Items in the spice rack, and common household plants and ingredients, can improve health and reduce environmental toxins.
From the Spice Rack and Herb Garden
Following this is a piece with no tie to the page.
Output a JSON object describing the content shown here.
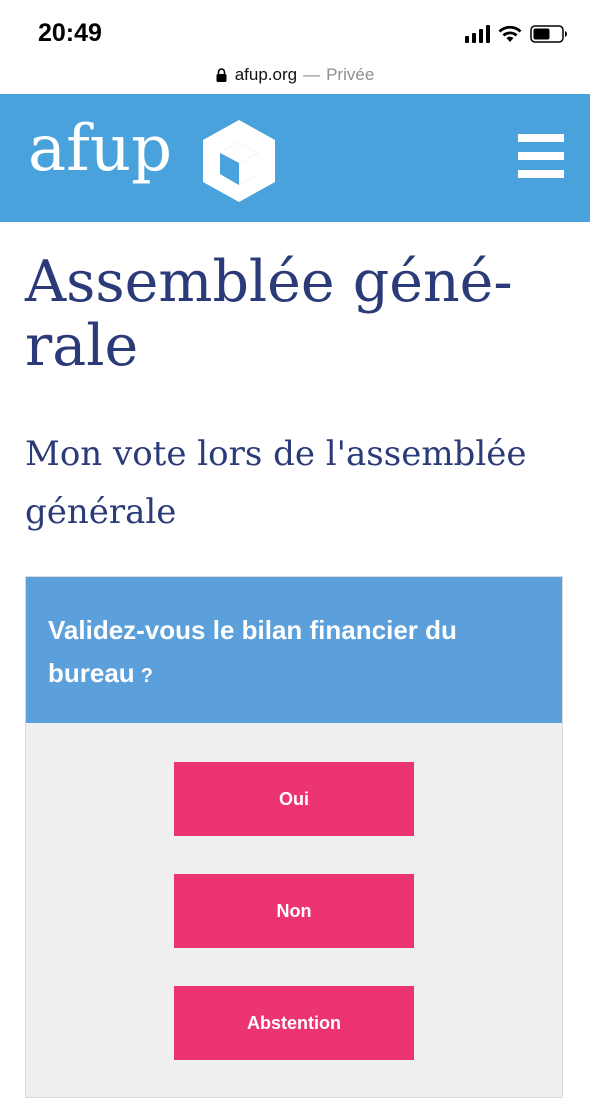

Common household plants, roots, and herbs can provide many health benefits and can help to prevent diseases. Chili peppers, which contain capsaicin, can ward off prostate cancer and ulcers, as well as improve heart health and provide pain relief. Cinnamon works to manage blood sugar and cholesterol levels, and it can help keep arteries healthy. Parsley’s uses go beyond garnish and freshening breath. It may also help “pass kidney stones, battle deafness, and prevent buildup in the arteries”. Oregano could help fight infection, since it is a source of thymol and carvacol (antibacterial agents). It also contains antioxidants. Garlic is antiviral, antibacterial, and anti-fungal. It may even prevent blood clots. Thyme is not only antibacterial, but it is antiseptic, and “can kill MRSA infections”, according to recent studies. Turmeric and ginger may reduce inflammation in patients with arthritis. Black pepper is thought to help the body absorb turmeric.1 Turmeric contains curcumin, which is anti-inflammatory and may inhibit some breast, colon, and stomach cancers. Curry powder can be a great source of turmeric. Ginger may aid an upset stomach, and it could “lessen workout-induced soreness”. Ginger was also found, in a study, to improve attention span and memory in middle-aged women. Nutmeg can work for cavity prevention and may stifle tumor growth in cancer. Cumin contains iron and could “boost…brainpower”.2 Cilantro has vitamin K, which is good for blood clotting and bone strength. Anise seeds, with their black licorice flavor, may calm the stomach and “help with coughs and runny noses”. Anise has “estrogen-like properties” as well as fiber and calcium. Fennel aids digestion and may relieve bloating and heartburn. Ginseng is thought to be beneficial for blood sugar, immunity, and slowing colorectal cancer. To promote sleep and ease stress, lavender may be useful. Mint has been found to alleviate irritable bowel syndrome symptoms. Rosemary fights inflammation and may boost memory, and saffron could “tame PMS symptoms and help with…depression”.3
The kitchen also holds non-toxic cleaning ingredients, which can contribute to a healthier lifestyle. Baking soda scours, deodorizes, and cleans. Lemon has antibacterial properties. White vinegar removes odors and cuts grease. Cornstarch can clean windows, shampoo rugs, and polish furniture.4 Other great resources for cleaning are essential oils. Some of them can kill mold and bacteria. Eucalyptus, lavender, and tea tree oils can clean brushes and combs. Tea tree oil is also useful for treating scuffed floors and cleaning toilets. Shower doors can be treated with lemon oil. Orange oil could take care of “gum-encrusted items”. Lavender and lemongrass oils can “wipe grime off windows”. Depending on what needs to be cleaned, essential oils are often diluted into other solutions, such as water or white vinegar. Making home cleaning solutions could also be more cost-effective. White vinegar is especially helpful for cleaning the dishwasher, coffeemaker, drains, floors, glassware, showerheads, windows, and steam iron. Table salt can also clean glassware, as well as pots and pans, oven spills, and stained mugs. Vegetable oils are helpful in maintaining cast iron pans, leather shoes, wicker and wood furniture, stainless steel, and they may even remove paint from skin.5
Find out more ways to avoid environmental toxins.